The reforms are believed to have faltered over fears they handed increased powers to the professional game and the FA executive.
The council also rejected a request to allow FA chairman David Bernstein to stay on in office past the automatic retirement age of 70, a decision that Mr Robertson has since described as "crazy."
Bernstein, appointed three years ago, has been praised for his leadership and his efforts to repair international relations following the fallout from England's failed bid to host the 2018 World Cup.
The FA has also, under his tenure, looked to tackle the recurring issue of racism by releasing a discrimination and inclusion action plan.
Today's report reinforces how the FA must now, in the midst of celebrations for its 150th anniversary, appoint a new leader and negotiate with football's stakeholders to introduce the necessary reforms that will ward off government intervention.
Many supporters' groups are also critical that governance of the professional game - and the requirements of any club licence system - would be administered by the FA but with the rules, crucially, left to the leagues to determine.
Establishing a policy on ticket prices, an issue highlighted recently by Manchester City returning 912 tickets to Arsenal after their fans baulked at paying £62 to attend, is just one area over which the FA would cede control under the current proposals.
Greater representation for supporters and tackling issues that concern them such as ownership and effective financial regulation is an issue critics hope can now be tackled.
"The involvement of fans is essential for the future vitality of the game and there is a worrying trend as financial interests take hold that the game is becoming remote from the communities from which the clubs originated," said Labour's shadow minister for sport, Clive Efford MP.
With many clubs facing perilous financial predicaments in recent years the committee also says measures to safeguard their future have not gone far enough.

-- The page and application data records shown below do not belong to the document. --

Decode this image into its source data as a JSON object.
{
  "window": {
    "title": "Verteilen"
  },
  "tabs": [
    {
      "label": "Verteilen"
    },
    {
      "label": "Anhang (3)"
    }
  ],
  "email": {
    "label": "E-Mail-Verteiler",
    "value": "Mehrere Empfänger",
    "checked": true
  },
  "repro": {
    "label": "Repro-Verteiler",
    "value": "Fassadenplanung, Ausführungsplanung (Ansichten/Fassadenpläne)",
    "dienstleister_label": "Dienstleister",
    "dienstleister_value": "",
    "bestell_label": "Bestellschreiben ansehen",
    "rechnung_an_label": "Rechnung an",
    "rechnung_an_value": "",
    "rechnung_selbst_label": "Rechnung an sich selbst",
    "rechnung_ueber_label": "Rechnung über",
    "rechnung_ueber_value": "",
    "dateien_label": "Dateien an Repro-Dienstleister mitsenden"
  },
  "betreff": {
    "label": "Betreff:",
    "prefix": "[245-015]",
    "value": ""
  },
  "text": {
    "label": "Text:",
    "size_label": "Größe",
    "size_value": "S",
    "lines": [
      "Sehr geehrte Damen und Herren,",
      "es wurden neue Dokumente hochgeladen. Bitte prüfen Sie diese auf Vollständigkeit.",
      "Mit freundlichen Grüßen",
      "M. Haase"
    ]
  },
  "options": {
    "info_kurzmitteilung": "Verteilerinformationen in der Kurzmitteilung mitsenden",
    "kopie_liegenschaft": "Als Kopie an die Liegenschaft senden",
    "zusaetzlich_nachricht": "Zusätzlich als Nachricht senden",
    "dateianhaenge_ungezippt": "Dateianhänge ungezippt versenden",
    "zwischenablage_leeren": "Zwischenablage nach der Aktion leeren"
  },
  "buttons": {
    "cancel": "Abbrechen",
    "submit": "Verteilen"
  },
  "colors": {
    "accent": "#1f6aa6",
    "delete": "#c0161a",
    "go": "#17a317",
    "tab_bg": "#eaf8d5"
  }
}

"The financial proposals were hugely disappointing: the financial risk-taking by clubs is a threat to the sustainability of football as a family and community orientated game, which it should be," said Whittingdale.